‘We’ve been carrying out a series of “participatory rural appraisals” in villages to understand the current knowledge, attitudes and practices of farmers’, she says.
Preliminary findings from this research were presented at an ILRI lunch roundtable for science journalists in Nairobi in Nov 2013. The briefing highlighted on-going multi-institutional efforts to combat aflatoxins in the food and feed chains of Kenya.
Read the complete media brief, ‘Safer food through risk reduction of aflatoxins within the feed-dairy chain in Kenya’.
Read a related ILRI news article and view filmed highlights from the ILRI-hosted media briefing.
Read a series of 19 briefs released Nov 2013 by the International Food Policy Research Institute (IFPRI) and its 2020 Vision initiative jointly with the CGIAR Research Program on Agriculture for Health and Nutrition (A4NH), which is led by IFPRI, with a component on Agriculture-Associated Diseases led by Delia Grace, of ILRI. Grace co-edited the series of briefs, co-authored the overview (Tackling Aflatoxins) and wrote the brief on Animals and Aflatoxins. Two other ILRI scientists, Jagger Harvey and Benoit Gnonlonfin, of the Biosciences eastern and central Africa-ILRI Hub, in Nairobi, Kenya, are among the authors of the brief on Improving Diagnostics for Aflatoxin Detection.

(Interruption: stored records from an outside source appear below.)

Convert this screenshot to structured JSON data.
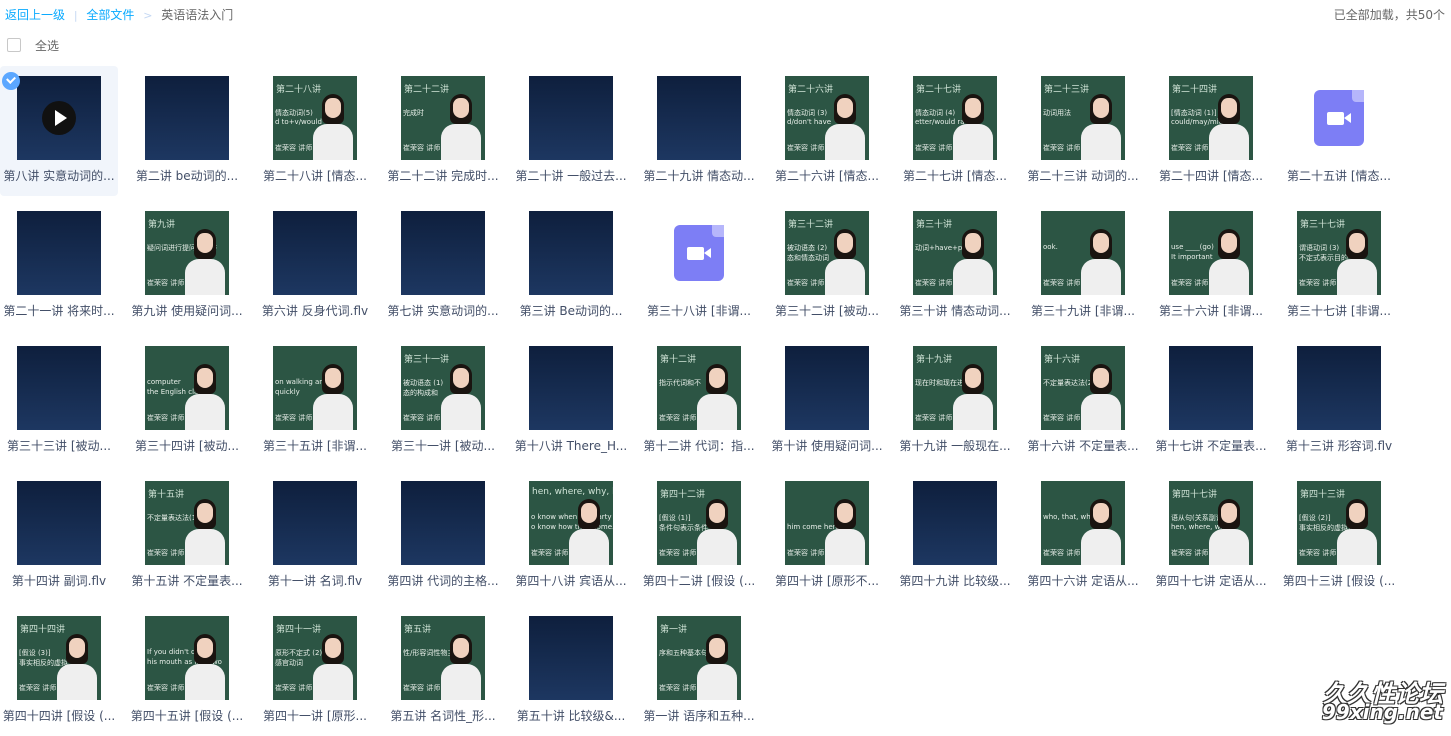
{
  "breadcrumb": {
    "back": "返回上一级",
    "all_files": "全部文件",
    "current": "英语语法入门",
    "separator_1": "|",
    "separator_2": ">"
  },
  "status_text": "已全部加载，共50个",
  "select_all_label": "全选",
  "colors": {
    "accent": "#09aaff",
    "video_icon": "#7d7ef5",
    "board": "#2c5544",
    "dark_thumb": "#14284a"
  },
  "files": [
    {
      "name": "第八讲 实意动词的...",
      "thumb": "play",
      "selected": true
    },
    {
      "name": "第二讲 be动词的...",
      "thumb": "dark"
    },
    {
      "name": "第二十八讲 [情态...",
      "thumb": "board",
      "board_title": "第二十八讲",
      "board_line1": "情态动词(5)",
      "board_line2": "d to+v/would"
    },
    {
      "name": "第二十二讲 完成时...",
      "thumb": "board",
      "board_title": "第二十二讲",
      "board_line1": "完成时",
      "board_line2": ""
    },
    {
      "name": "第二十讲 一般过去...",
      "thumb": "dark"
    },
    {
      "name": "第二十九讲 情态动...",
      "thumb": "dark"
    },
    {
      "name": "第二十六讲 [情态...",
      "thumb": "board",
      "board_title": "第二十六讲",
      "board_line1": "情态动词 (3)",
      "board_line2": "d/don't have"
    },
    {
      "name": "第二十七讲 [情态...",
      "thumb": "board",
      "board_title": "第二十七讲",
      "board_line1": "情态动词 (4)",
      "board_line2": "etter/would ra"
    },
    {
      "name": "第二十三讲 动词的...",
      "thumb": "board",
      "board_title": "第二十三讲",
      "board_line1": "动词用法",
      "board_line2": ""
    },
    {
      "name": "第二十四讲 [情态...",
      "thumb": "board",
      "board_title": "第二十四讲",
      "board_line1": "[情态动词 (1)]",
      "board_line2": "could/may/might"
    },
    {
      "name": "第二十五讲 [情态...",
      "thumb": "video"
    },
    {
      "name": "第二十一讲 将来时...",
      "thumb": "dark"
    },
    {
      "name": "第九讲 使用疑问词...",
      "thumb": "board",
      "board_title": "第九讲",
      "board_line1": "疑问词进行提问和回答",
      "board_line2": ""
    },
    {
      "name": "第六讲 反身代词.flv",
      "thumb": "dark"
    },
    {
      "name": "第七讲 实意动词的...",
      "thumb": "dark"
    },
    {
      "name": "第三讲 Be动词的...",
      "thumb": "dark"
    },
    {
      "name": "第三十八讲 [非谓...",
      "thumb": "video"
    },
    {
      "name": "第三十二讲 [被动...",
      "thumb": "board",
      "board_title": "第三十二讲",
      "board_line1": "被动语态 (2)",
      "board_line2": "态和情态动词"
    },
    {
      "name": "第三十讲 情态动词...",
      "thumb": "board",
      "board_title": "第三十讲",
      "board_line1": "动词+have+p.p.",
      "board_line2": ""
    },
    {
      "name": "第三十九讲 [非谓...",
      "thumb": "board",
      "board_title": "",
      "board_line1": "ook.",
      "board_line2": ""
    },
    {
      "name": "第三十六讲 [非谓...",
      "thumb": "board",
      "board_title": "",
      "board_line1": "use ____(go)",
      "board_line2": "It important"
    },
    {
      "name": "第三十七讲 [非谓...",
      "thumb": "board",
      "board_title": "第三十七讲",
      "board_line1": "谓语动词 (3)",
      "board_line2": "不定式表示目的"
    },
    {
      "name": "第三十三讲 [被动...",
      "thumb": "dark"
    },
    {
      "name": "第三十四讲 [被动...",
      "thumb": "board",
      "board_title": "",
      "board_line1": "computer",
      "board_line2": "the English class"
    },
    {
      "name": "第三十五讲 [非谓...",
      "thumb": "board",
      "board_title": "",
      "board_line1": "on walking and",
      "board_line2": "quickly"
    },
    {
      "name": "第三十一讲 [被动...",
      "thumb": "board",
      "board_title": "第三十一讲",
      "board_line1": "被动语态 (1)",
      "board_line2": "态的构成和"
    },
    {
      "name": "第十八讲 There_H...",
      "thumb": "dark"
    },
    {
      "name": "第十二讲 代词：指...",
      "thumb": "board",
      "board_title": "第十二讲",
      "board_line1": "指示代词和不",
      "board_line2": ""
    },
    {
      "name": "第十讲 使用疑问词...",
      "thumb": "dark"
    },
    {
      "name": "第十九讲 一般现在...",
      "thumb": "board",
      "board_title": "第十九讲",
      "board_line1": "现在时和现在进",
      "board_line2": ""
    },
    {
      "name": "第十六讲 不定量表...",
      "thumb": "board",
      "board_title": "第十六讲",
      "board_line1": "不定量表达法(2)",
      "board_line2": ""
    },
    {
      "name": "第十七讲 不定量表...",
      "thumb": "dark"
    },
    {
      "name": "第十三讲 形容词.flv",
      "thumb": "dark"
    },
    {
      "name": "第十四讲 副词.flv",
      "thumb": "dark"
    },
    {
      "name": "第十五讲 不定量表...",
      "thumb": "board",
      "board_title": "第十五讲",
      "board_line1": "不定量表达法(1)",
      "board_line2": ""
    },
    {
      "name": "第十一讲 名词.flv",
      "thumb": "dark"
    },
    {
      "name": "第四讲 代词的主格...",
      "thumb": "dark"
    },
    {
      "name": "第四十八讲 宾语从...",
      "thumb": "board",
      "board_title": "hen, where, why, how",
      "board_line1": "o know when the party is",
      "board_line2": "o know how they come."
    },
    {
      "name": "第四十二讲 [假设 (...",
      "thumb": "board",
      "board_title": "第四十二讲",
      "board_line1": "[假设 (1)]",
      "board_line2": "条件句表示条件"
    },
    {
      "name": "第四十讲 [原形不...",
      "thumb": "board",
      "board_title": "",
      "board_line1": "",
      "board_line2": "him come here."
    },
    {
      "name": "第四十九讲 比较级...",
      "thumb": "dark"
    },
    {
      "name": "第四十六讲 定语从...",
      "thumb": "board",
      "board_title": "",
      "board_line1": "who, that, which",
      "board_line2": ""
    },
    {
      "name": "第四十七讲 定语从...",
      "thumb": "board",
      "board_title": "第四十七讲",
      "board_line1": "语从句(关系副词)",
      "board_line2": "hen, where, wh"
    },
    {
      "name": "第四十三讲 [假设 (...",
      "thumb": "board",
      "board_title": "第四十三讲",
      "board_line1": "[假设 (2)]",
      "board_line2": "事实相反的虚拟语气"
    },
    {
      "name": "第四十四讲 [假设 (...",
      "thumb": "board",
      "board_title": "第四十四讲",
      "board_line1": "[假设 (3)]",
      "board_line2": "事实相反的虚拟"
    },
    {
      "name": "第四十五讲 [假设 (...",
      "thumb": "board",
      "board_title": "",
      "board_line1": "If you didn't care",
      "board_line2": "his mouth as if he wo"
    },
    {
      "name": "第四十一讲 [原形...",
      "thumb": "board",
      "board_title": "第四十一讲",
      "board_line1": "原形不定式 (2)",
      "board_line2": "感官动词"
    },
    {
      "name": "第五讲 名词性_形...",
      "thumb": "board",
      "board_title": "第五讲",
      "board_line1": "性/形容词性物主代",
      "board_line2": ""
    },
    {
      "name": "第五十讲 比较级&...",
      "thumb": "dark"
    },
    {
      "name": "第一讲 语序和五种...",
      "thumb": "board",
      "board_title": "第一讲",
      "board_line1": "序和五种基本句",
      "board_line2": ""
    }
  ],
  "teacher_caption": "崔荣容  讲师",
  "watermark": {
    "line1": "久久性论坛",
    "line2": "99xing.net"
  }
}
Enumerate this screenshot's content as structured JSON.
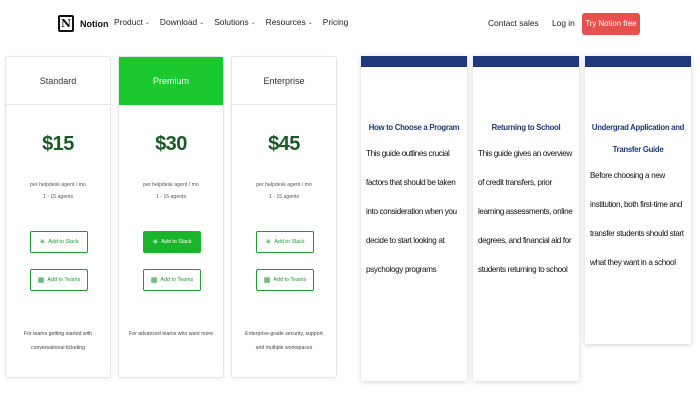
{
  "nav": {
    "logo_text": "Notion",
    "logo_glyph": "N",
    "menu": [
      {
        "label": "Product",
        "has_dropdown": true
      },
      {
        "label": "Download",
        "has_dropdown": true
      },
      {
        "label": "Solutions",
        "has_dropdown": true
      },
      {
        "label": "Resources",
        "has_dropdown": true
      },
      {
        "label": "Pricing",
        "has_dropdown": false
      }
    ],
    "chevron": "⌄",
    "contact_sales": "Contact sales",
    "login": "Log in",
    "cta": "Try Notion free"
  },
  "plans": [
    {
      "name": "Standard",
      "price": "$15",
      "sub_line1": "per helpdesk agent / mo",
      "sub_line2": "1 - 15 agents",
      "slack_label": "Add to Slack",
      "teams_label": "Add to Teams",
      "description": "For teams getting started with conversational ticketing"
    },
    {
      "name": "Premium",
      "price": "$30",
      "sub_line1": "per helpdesk agent / mo",
      "sub_line2": "1 - 15 agents",
      "slack_label": "Add to Slack",
      "teams_label": "Add to Teams",
      "description": "For advanced teams who want more"
    },
    {
      "name": "Enterprise",
      "price": "$45",
      "sub_line1": "per helpdesk agent / mo",
      "sub_line2": "1 - 15 agents",
      "slack_label": "Add to Slack",
      "teams_label": "Add to Teams",
      "description": "Enterprise-grade security, support and multiple workspaces"
    }
  ],
  "guides": [
    {
      "title": "How to Choose a Program",
      "body": "This guide outlines crucial factors that should be taken into consideration when you decide to start looking at psychology programs"
    },
    {
      "title": "Returning to School",
      "body": "This guide gives an overview of credit transfers, prior learning assessments, online degrees, and financial aid for students returning to school"
    },
    {
      "title": "Undergrad Application and Transfer Guide",
      "body": "Before choosing a new institution, both first-time and transfer students should start what they want in a school"
    }
  ],
  "colors": {
    "cta": "#e8504d",
    "premium_header": "#19c92d",
    "price": "#1a5a26",
    "guide_accent": "#1f3a7a"
  },
  "icons": {
    "slack": "slack-icon",
    "teams": "teams-icon"
  }
}
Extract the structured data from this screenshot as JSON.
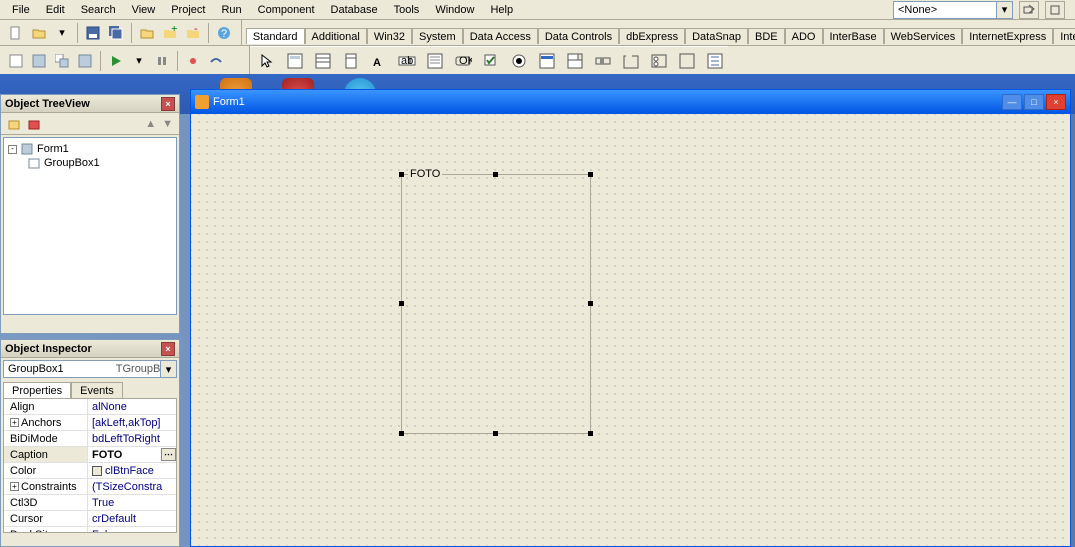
{
  "menu": [
    "File",
    "Edit",
    "Search",
    "View",
    "Project",
    "Run",
    "Component",
    "Database",
    "Tools",
    "Window",
    "Help"
  ],
  "top_combo_value": "<None>",
  "palette_tabs": [
    "Standard",
    "Additional",
    "Win32",
    "System",
    "Data Access",
    "Data Controls",
    "dbExpress",
    "DataSnap",
    "BDE",
    "ADO",
    "InterBase",
    "WebServices",
    "InternetExpress",
    "Internet"
  ],
  "active_palette_tab": "Standard",
  "treeview": {
    "title": "Object TreeView",
    "root": "Form1",
    "child": "GroupBox1"
  },
  "inspector": {
    "title": "Object Inspector",
    "object_name": "GroupBox1",
    "object_type": "TGroupBox",
    "tabs": [
      "Properties",
      "Events"
    ],
    "active_tab": "Properties",
    "props": [
      {
        "name": "Align",
        "val": "alNone",
        "exp": ""
      },
      {
        "name": "Anchors",
        "val": "[akLeft,akTop]",
        "exp": "+"
      },
      {
        "name": "BiDiMode",
        "val": "bdLeftToRight",
        "exp": ""
      },
      {
        "name": "Caption",
        "val": "FOTO",
        "exp": "",
        "sel": true
      },
      {
        "name": "Color",
        "val": "clBtnFace",
        "exp": "",
        "swatch": true
      },
      {
        "name": "Constraints",
        "val": "(TSizeConstra",
        "exp": "+"
      },
      {
        "name": "Ctl3D",
        "val": "True",
        "exp": ""
      },
      {
        "name": "Cursor",
        "val": "crDefault",
        "exp": ""
      },
      {
        "name": "DockSite",
        "val": "False",
        "exp": ""
      }
    ]
  },
  "form": {
    "title": "Form1",
    "groupbox_caption": "FOTO"
  }
}
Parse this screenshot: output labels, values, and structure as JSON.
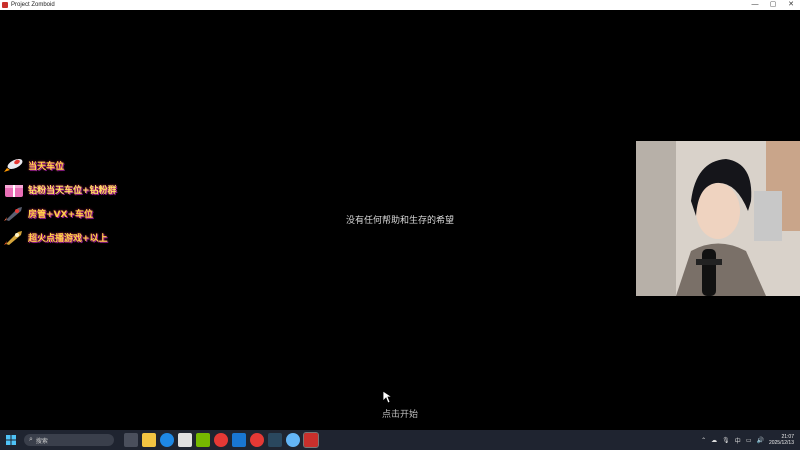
{
  "window": {
    "title": "Project Zomboid",
    "controls": [
      "—",
      "▢",
      "✕"
    ]
  },
  "game": {
    "tagline": "没有任何帮助和生存的希望",
    "start_prompt": "点击开始"
  },
  "overlay": {
    "items": [
      {
        "label": "当天车位",
        "icon": "rocket-icon"
      },
      {
        "label": "钻粉当天车位+钻粉群",
        "icon": "gift-box-icon"
      },
      {
        "label": "房管+VX+车位",
        "icon": "rocket-icon"
      },
      {
        "label": "超火点播游戏+以上",
        "icon": "rocket-icon"
      }
    ]
  },
  "taskbar": {
    "search_placeholder": "搜索",
    "apps": [
      "task-view-icon",
      "file-explorer-icon",
      "edge-icon",
      "store-icon",
      "nvidia-icon",
      "chrome-icon",
      "vscode-icon",
      "netease-icon",
      "steam-icon",
      "app-icon",
      "project-zomboid-icon"
    ],
    "tray": {
      "ime": "中",
      "time": "21:07",
      "date": "2025/12/13"
    }
  }
}
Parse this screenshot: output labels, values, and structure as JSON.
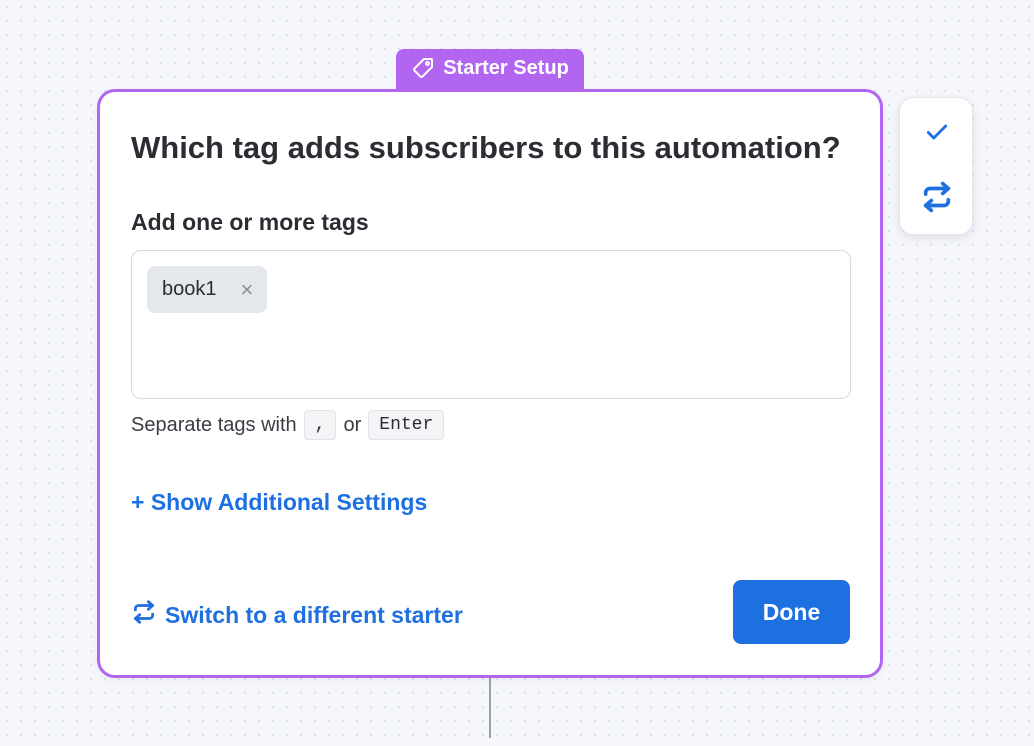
{
  "badge": {
    "icon": "tag-icon",
    "label": "Starter Setup",
    "color": "#b266f0"
  },
  "card": {
    "title": "Which tag adds subscribers to this automation?",
    "field_label": "Add one or more tags",
    "tags": [
      {
        "label": "book1",
        "remove_icon": "×"
      }
    ],
    "hint": {
      "prefix": "Separate tags with",
      "key1": ",",
      "middle": "or",
      "key2": "Enter"
    },
    "show_settings_label": "+ Show Additional Settings",
    "switch_label": "Switch to a different starter",
    "done_label": "Done"
  },
  "side_panel": {
    "confirm_icon": "check-icon",
    "switch_icon": "repeat-icon"
  },
  "colors": {
    "accent_purple": "#b266f0",
    "link_blue": "#1e6fe0",
    "text": "#2b2d33"
  }
}
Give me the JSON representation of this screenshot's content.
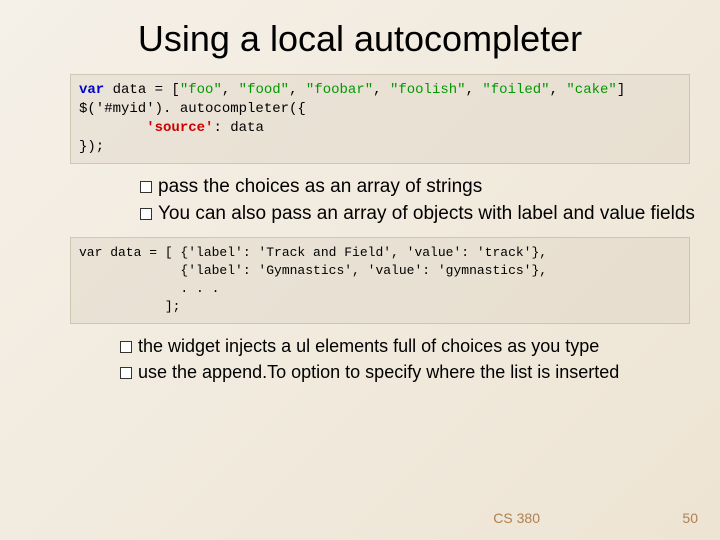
{
  "title": "Using a local autocompleter",
  "code1": {
    "l1a": "var",
    "l1b": " data = [",
    "l1c": "\"foo\"",
    "l1d": ", ",
    "l1e": "\"food\"",
    "l1f": ", ",
    "l1g": "\"foobar\"",
    "l1h": ", ",
    "l1i": "\"foolish\"",
    "l1j": ", ",
    "l1k": "\"foiled\"",
    "l1l": ", ",
    "l1m": "\"cake\"",
    "l1n": "]",
    "l2": "$('#myid'). autocompleter({",
    "indent": "        ",
    "k1": "'source'",
    "sep": ": data",
    "l4": "});"
  },
  "bullets1": [
    "pass the choices as an array of strings",
    "You can also pass an array of objects with label and value fields"
  ],
  "code2": {
    "l1": "var data = [ {",
    "kl1": "'label'",
    "c1": ": 'Track and Field', ",
    "kv1": "'value'",
    "c1b": ": 'track'},",
    "pad2": "             {",
    "kl2": "'label'",
    "c2": ": 'Gymnastics', ",
    "kv2": "'value'",
    "c2b": ": 'gymnastics'},",
    "l3": "             . . .",
    "l4": "           ];"
  },
  "bullets2": [
    "the widget injects a ul elements full of choices as you type",
    "use the append.To option to specify where the list is inserted"
  ],
  "footer": {
    "course": "CS 380",
    "page": "50"
  }
}
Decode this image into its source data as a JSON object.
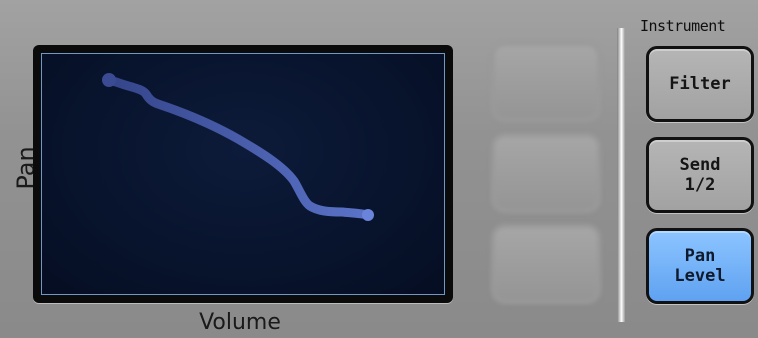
{
  "xy_pad": {
    "x_axis_label": "Volume",
    "y_axis_label": "Pan",
    "trace_color": "#4e63b6",
    "background_color": "#07122a"
  },
  "disabled_group": {
    "title": "",
    "buttons": [
      "",
      "",
      ""
    ]
  },
  "instrument": {
    "title": "Instrument",
    "buttons": [
      {
        "label": "Filter",
        "active": false
      },
      {
        "label": "Send\n1/2",
        "active": false
      },
      {
        "label": "Pan\nLevel",
        "active": true
      }
    ],
    "active_color": "#6aaaf5"
  }
}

Here are links to all 19 IFPRI-2020 Initiative-A4NH briefs:
1. Tackling Aflatoxins: An Overview of Challenges and Solutions
by Laurian Unnevehr and Delia Grace (ILRI)
2. Aflatoxicosis: Evidence from Kenya
by Abigael Obura
3. Aflatoxin Exposure and Chronic Human Diseases: Estimates of Burden of Disease
by Felicia Wu
4. Child Stunting and Aflatoxins
by Jef L Leroy
5. Animals and Aflatoxins
by Delia Grace (ILRI)
6. Managing Mycotoxin Risks in the Food Industry: The Global Food Security Link
by David Crean
7. Farmer Perceptions of Aflatoxins: Implications for Intervention in Kenya
by Sophie Walker and Bryn Davies
8. Market-led Aflatoxin Interventions: Smallholder Groundnut Value Chains in Malawi
by Andrew Emmott
9. Aflatoxin Management in the World Food Programme through P4P Local Procurement
by Stéphane Méaux, Eleni Pantiora and Sheryl Schneider
10. Reducing Aflatoxins in Africa’s Crops: Experiences from the Aflacontrol Project
by Clare Narrod
11. Cost-Effectiveness of Interventions to Reduce Aflatoxin Risk
by Felicia Wu
12. Trade Impacts of Aflatoxin Standards
by Devesh Roy
13. Codex Standards: A Global Tool for Aflatoxin Management
by Renata Clarke and Vittorio Fattori
14. The Role of Risk Assessment in Guiding Aflatoxin Policy
by Delia Grace (ILRI) and Laurian Unnevehr
15. Mobilizing Political Support: Partnership for Aflatoxin Control in Africa
by Amare Ayalew, Wezi Chunga and Winta Sintayehu
16. Biological Controls for Aflatoxin Reduction
by Ranajit Bandyopadhyay and Peter J Cotty
17. Managing Aflatoxin Contamination of Maize: Developing Host Resistance
by George Mahuku, Marilyn L Warburton, Dan Makumbi and Felix San Vicente
18. Reducing Aflatoxins in Groundnuts through Integrated Management and Biocontrol
by Farid Waliyar, Moses Osiru, Hari Kishan Sudini and Samuel Njoroge
19. Improving Diagnostics for Aflatoxin Detection
by Jagger Harvey (BecA-ILRI Hub), Benoit Gnonlonfin (BecA-ILRI Hub), Mary Fletcher, Glen Fox, Stephen Trowell, Amalia Berna, Rebecca Nelson and Ross Darnell
Photo caption: Milk at a dairy plant in Ol-Kalou, Kenya (credit: ILRI/Paul Karaimu).